Hong Kong pro-democracy activist and former law professor Benny Tai has been charged by the anti-corruption watchdog over allegedly illegal election spending in the run-up to the 2016 Legislative Council polls.
The Independent Commission Against Corruption (ICAC) announced on Monday morning that Tai, 57, along with Ip Kim-Ching, 55, and Sek Sau-ching, 50, had been charged with violating the Elections (Corrupt and Illegal Conduct) Ordinance (ECICO).
The trio were accused of incurring over HK$253,000 in election expenses by placing six newspaper advertisements in September 2016, even though none of them were candidates or agents.
Tai devised a tactical voting strategy called “ThunderGo” in the lead-up to the 2016 legislative elections. This called for pan-democrats to cooperate in an attempt to win more than half the seats in the Legislative Council. A platform collated voter preferences for particular candidates and gave electors suggestions on how to vote tactically.
Voters were able to indicate their preference using the platform before the poll, and were then given specific advice on who to vote for. Final tactical voting advice was issued on election night before the polls closed.
The plan proved controversial and some critics said it actually caused the pan-democrats to lose seats.
“Tai, via a radio programme, press conferences and social media, introduced to voters a voting scheme with a goal to have more than half of the elected members coming from a particular group by recruiting voters to cast their votes for particular candidates based on recommendations to be provided by the scheme,” the ICAC statement read.
The trio used a company called The Eggs Alliance Company Limited (Eggs Alliance) to pay for three newspaper advertisements in Ming Pao newspaper, and three in the now-defunct Apple Daily newspaper. Ip and Sek were both directors of the company and controlled its bank account, the anti corruption agency said.
“Section 23(1) of the ECICO stipulates that it is an illegal conduct for a person, other than a candidate or a candidate’s election expense agent, to incur election expenses at or in connection with the election,” the statement read. “Any expenditure incurred for promoting or prejudicing the election of a particular candidate or particular candidates should be counted as election expenses.”

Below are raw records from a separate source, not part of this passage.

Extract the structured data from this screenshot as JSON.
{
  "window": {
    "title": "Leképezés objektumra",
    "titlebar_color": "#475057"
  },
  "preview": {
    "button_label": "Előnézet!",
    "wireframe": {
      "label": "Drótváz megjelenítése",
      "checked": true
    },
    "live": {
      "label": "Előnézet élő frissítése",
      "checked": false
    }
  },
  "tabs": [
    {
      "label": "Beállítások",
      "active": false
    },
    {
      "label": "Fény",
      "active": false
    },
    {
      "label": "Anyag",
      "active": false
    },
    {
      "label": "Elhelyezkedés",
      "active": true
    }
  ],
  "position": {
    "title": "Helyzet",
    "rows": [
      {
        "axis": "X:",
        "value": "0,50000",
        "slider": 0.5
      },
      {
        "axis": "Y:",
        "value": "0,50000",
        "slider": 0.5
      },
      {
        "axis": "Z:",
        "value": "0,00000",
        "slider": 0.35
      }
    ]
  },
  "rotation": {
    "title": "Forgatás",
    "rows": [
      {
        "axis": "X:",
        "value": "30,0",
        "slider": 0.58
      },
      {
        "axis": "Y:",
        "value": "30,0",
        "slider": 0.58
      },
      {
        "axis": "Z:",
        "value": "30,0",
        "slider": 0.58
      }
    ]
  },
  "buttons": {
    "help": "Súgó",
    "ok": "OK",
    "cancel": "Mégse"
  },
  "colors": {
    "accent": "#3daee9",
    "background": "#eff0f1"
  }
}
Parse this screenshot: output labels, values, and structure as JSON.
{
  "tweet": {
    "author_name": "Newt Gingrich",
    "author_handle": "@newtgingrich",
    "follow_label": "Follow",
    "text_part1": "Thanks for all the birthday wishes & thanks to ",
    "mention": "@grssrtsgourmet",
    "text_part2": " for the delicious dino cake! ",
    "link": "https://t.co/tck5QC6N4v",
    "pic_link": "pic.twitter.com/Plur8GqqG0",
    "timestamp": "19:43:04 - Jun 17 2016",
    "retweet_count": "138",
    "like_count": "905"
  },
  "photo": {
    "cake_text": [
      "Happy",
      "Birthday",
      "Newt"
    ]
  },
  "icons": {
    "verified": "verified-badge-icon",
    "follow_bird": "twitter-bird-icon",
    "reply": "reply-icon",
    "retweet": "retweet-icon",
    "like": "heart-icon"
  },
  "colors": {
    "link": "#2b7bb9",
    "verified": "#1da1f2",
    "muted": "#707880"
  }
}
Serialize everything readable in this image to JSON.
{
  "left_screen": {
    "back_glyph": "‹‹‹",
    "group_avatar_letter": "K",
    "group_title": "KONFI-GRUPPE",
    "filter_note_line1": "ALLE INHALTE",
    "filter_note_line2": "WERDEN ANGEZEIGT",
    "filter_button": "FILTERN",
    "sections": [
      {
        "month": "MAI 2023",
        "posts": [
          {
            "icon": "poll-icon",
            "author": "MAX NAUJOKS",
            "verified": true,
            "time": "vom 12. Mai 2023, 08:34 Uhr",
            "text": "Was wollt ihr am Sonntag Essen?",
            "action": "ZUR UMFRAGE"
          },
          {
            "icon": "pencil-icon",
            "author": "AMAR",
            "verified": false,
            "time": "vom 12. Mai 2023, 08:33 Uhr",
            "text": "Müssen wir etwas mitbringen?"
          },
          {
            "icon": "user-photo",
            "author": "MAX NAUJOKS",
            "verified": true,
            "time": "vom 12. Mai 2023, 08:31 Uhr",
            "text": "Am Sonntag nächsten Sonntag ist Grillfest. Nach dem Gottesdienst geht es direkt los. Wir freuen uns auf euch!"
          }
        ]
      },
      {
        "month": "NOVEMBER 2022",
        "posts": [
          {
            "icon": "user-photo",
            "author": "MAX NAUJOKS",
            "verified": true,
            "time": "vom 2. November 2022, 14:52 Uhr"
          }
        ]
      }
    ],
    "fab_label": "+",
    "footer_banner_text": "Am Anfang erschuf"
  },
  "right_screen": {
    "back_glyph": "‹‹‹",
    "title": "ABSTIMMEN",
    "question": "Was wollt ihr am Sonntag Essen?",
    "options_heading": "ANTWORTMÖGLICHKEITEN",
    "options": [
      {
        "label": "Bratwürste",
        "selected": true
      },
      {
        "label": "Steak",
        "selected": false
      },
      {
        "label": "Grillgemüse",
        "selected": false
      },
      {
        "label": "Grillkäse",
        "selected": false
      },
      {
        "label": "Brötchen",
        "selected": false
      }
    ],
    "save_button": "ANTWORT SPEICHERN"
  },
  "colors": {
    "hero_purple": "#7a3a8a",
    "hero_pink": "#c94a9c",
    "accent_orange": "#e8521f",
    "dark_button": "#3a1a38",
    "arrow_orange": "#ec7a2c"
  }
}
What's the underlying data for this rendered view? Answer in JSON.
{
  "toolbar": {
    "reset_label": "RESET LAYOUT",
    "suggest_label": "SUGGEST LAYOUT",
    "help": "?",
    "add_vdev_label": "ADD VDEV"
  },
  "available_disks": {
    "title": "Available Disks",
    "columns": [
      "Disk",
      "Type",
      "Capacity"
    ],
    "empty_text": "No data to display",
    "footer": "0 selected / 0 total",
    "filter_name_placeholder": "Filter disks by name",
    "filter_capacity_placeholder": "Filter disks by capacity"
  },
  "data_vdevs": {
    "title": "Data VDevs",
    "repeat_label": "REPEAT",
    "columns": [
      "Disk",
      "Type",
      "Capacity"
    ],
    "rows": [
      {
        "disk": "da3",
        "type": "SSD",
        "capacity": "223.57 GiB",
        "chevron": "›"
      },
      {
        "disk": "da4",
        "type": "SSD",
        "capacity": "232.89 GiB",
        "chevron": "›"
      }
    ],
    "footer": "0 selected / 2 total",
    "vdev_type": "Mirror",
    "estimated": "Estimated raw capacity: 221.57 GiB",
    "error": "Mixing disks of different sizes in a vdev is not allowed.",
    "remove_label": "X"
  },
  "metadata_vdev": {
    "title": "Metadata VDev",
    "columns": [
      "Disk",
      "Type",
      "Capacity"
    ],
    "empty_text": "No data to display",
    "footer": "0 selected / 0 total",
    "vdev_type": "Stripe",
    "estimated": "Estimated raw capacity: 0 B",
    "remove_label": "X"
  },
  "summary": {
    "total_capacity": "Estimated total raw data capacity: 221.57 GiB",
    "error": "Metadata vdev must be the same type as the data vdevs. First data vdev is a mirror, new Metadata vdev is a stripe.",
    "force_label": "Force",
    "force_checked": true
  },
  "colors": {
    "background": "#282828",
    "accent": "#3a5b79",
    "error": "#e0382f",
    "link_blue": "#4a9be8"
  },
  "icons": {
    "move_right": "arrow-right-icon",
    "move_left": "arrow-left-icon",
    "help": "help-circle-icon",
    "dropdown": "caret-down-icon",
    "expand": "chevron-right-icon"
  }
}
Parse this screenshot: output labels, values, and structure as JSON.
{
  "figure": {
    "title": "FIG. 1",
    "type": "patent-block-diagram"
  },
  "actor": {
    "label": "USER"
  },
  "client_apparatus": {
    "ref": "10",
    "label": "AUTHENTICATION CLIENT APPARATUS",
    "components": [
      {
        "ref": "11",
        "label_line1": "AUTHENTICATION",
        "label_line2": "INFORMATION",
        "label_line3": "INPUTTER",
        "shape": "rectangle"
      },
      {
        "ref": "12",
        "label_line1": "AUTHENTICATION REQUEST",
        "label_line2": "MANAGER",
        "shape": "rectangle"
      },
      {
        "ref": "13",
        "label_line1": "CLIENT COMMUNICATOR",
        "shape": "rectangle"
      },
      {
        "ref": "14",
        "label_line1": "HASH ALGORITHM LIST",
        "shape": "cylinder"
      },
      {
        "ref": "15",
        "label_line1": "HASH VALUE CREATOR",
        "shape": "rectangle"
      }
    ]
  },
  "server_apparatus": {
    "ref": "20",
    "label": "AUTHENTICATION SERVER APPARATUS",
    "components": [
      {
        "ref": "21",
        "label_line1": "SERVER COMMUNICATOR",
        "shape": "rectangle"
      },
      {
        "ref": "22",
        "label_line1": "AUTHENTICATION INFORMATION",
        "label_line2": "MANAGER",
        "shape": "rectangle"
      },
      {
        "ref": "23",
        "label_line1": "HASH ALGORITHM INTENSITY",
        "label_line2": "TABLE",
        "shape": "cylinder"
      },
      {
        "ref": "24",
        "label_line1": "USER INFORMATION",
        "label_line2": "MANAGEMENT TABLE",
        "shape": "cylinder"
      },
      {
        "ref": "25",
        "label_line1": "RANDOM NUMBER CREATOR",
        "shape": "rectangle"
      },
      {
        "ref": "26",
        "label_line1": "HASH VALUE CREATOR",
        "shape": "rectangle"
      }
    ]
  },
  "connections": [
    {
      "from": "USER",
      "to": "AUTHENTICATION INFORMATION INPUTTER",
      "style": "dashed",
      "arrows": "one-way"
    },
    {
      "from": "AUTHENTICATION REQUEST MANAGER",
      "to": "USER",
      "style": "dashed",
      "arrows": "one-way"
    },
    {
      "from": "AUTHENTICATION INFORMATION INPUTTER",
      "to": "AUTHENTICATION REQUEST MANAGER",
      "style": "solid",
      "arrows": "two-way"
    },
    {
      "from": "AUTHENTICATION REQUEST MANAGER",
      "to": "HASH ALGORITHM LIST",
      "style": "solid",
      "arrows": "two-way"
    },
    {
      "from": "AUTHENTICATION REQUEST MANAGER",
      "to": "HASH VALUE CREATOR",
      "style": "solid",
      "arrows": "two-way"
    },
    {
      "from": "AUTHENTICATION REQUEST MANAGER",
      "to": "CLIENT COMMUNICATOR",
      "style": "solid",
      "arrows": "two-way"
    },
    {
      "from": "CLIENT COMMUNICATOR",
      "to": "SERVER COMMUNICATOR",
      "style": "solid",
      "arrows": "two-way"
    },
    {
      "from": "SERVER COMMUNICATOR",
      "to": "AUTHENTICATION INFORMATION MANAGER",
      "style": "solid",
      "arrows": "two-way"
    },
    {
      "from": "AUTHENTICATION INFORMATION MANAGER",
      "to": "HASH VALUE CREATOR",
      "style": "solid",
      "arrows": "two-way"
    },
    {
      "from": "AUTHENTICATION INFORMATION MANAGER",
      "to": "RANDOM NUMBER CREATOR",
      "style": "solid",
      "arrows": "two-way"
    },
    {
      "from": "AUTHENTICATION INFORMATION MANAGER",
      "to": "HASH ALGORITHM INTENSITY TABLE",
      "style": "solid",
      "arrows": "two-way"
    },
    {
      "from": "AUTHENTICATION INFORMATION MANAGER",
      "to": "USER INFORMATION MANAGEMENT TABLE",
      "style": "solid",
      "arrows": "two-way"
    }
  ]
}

Tai has been in custody since February this year after he and dozens of others were charged with violating the national security law in connection with a primary election to select democratic candidates in July 2020.